By statute in Pennsylvania, the words ‘grant and convey’ are sufficient to convey real estate, so conveyancers no longer need include the other terms traditionally used for that purpose — ‘bargain and sell, release and confirm.’ But here’s a dirty little secret of the legal profession: Very few lawyers have memorized all of the authorized shortcuts. And I don’t think any court or legislature has ever handed down an opinion or enacted a statute specifying that the continued use of a term that has been deemed to be surplusage makes the instrument ineffective.
At the same time, there have been court decisions and statutes establishing that certain boilerplate phrases (think ‘small print’) are indispensable. One statute makes it important to include in certain contracts a provision specifying that, by signing the contracts, the parties ‘intend to be legally bound.’
And court decisions have turned on the distinction in construction subcontracts between the words ‘if’ and ‘when’ in the phrases ‘pay if paid’ and ‘pay when paid.’ Lawyers share horror stories of fortunes lost in court decisions interpreting such seemingly inconsequential terms. Naturally, the lawyers develop a reluctance to change words that have been used since time immemorial.
Is there a rule of thumb for deciding when to tell you lawyer to use plain English and when to leave legalese alone?
Never stop considering the context in which a lawyer is being asked to communicate. If the lawyer is drafting a loan-participation agreement that will bind only long-established financial institutions conducting business as usual, the lawyer should not be faulted for pulling a tried-and-true template off the shelf and making no effort to clarify it. If the lawyer is drafting workplace rules for a glass factory, the lawyer should be faulted for not using the vernacular of that trade. If the lawyer is drafting an agreement by which the client’s neighbor would grant the client an easement over the neighbor’s property, the lawyer should use language that is likely to be understood not just by the client but also by the neighbor — and by future owners of the properties, if the original parties intend that the easement last in perpetuity.

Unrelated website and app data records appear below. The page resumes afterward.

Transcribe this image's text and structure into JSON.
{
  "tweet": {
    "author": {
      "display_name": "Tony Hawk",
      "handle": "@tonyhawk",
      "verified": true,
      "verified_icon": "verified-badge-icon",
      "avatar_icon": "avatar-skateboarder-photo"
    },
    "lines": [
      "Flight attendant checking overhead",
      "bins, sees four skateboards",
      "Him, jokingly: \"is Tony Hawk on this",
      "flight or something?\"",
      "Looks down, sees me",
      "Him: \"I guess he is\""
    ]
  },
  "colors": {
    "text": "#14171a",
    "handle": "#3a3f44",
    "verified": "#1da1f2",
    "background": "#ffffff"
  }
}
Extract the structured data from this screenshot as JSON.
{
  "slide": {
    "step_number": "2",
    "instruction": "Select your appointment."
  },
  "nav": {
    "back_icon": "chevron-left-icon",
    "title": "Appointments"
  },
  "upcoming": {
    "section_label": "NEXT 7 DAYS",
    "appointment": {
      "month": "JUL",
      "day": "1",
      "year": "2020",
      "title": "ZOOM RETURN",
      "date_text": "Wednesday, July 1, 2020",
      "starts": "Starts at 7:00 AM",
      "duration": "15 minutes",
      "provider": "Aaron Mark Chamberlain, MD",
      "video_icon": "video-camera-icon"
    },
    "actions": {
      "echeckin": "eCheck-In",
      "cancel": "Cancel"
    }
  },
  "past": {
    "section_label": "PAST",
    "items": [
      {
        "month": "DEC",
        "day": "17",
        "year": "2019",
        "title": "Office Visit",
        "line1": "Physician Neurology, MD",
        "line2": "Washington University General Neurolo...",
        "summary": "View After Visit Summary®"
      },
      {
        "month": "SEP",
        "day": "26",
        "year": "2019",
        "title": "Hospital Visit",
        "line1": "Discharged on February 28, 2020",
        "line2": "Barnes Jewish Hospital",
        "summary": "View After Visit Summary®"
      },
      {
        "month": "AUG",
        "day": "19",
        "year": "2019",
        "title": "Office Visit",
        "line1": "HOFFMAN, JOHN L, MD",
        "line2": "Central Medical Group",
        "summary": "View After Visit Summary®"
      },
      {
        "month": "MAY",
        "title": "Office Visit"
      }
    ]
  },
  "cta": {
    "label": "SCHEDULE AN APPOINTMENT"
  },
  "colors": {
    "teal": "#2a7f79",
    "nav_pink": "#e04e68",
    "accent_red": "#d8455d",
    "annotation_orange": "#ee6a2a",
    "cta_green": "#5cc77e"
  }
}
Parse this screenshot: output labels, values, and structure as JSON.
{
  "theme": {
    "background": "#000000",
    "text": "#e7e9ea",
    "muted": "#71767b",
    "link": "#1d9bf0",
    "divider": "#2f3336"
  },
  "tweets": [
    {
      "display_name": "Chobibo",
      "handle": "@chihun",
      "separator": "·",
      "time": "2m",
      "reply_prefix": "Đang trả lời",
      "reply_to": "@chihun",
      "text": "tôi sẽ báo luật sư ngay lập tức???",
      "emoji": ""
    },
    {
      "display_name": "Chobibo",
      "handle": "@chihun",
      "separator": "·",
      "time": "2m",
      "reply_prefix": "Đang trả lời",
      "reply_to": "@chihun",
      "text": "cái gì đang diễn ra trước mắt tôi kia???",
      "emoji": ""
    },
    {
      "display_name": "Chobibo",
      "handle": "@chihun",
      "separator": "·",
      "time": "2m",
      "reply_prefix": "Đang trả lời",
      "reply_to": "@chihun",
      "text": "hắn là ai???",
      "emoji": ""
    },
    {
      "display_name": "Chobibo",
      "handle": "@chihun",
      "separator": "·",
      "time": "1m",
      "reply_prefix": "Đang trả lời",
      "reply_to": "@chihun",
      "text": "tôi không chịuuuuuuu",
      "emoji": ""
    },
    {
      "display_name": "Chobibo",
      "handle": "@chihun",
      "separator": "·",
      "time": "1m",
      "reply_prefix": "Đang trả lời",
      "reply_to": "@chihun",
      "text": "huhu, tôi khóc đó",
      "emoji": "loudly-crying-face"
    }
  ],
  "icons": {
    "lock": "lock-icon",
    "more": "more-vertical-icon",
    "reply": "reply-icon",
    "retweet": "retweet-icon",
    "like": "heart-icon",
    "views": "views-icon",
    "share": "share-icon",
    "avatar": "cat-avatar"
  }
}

Consider the additional time that your lawyer would spend to communicate more clearly to be an investment, and always ask yourself whether the investment makes sense.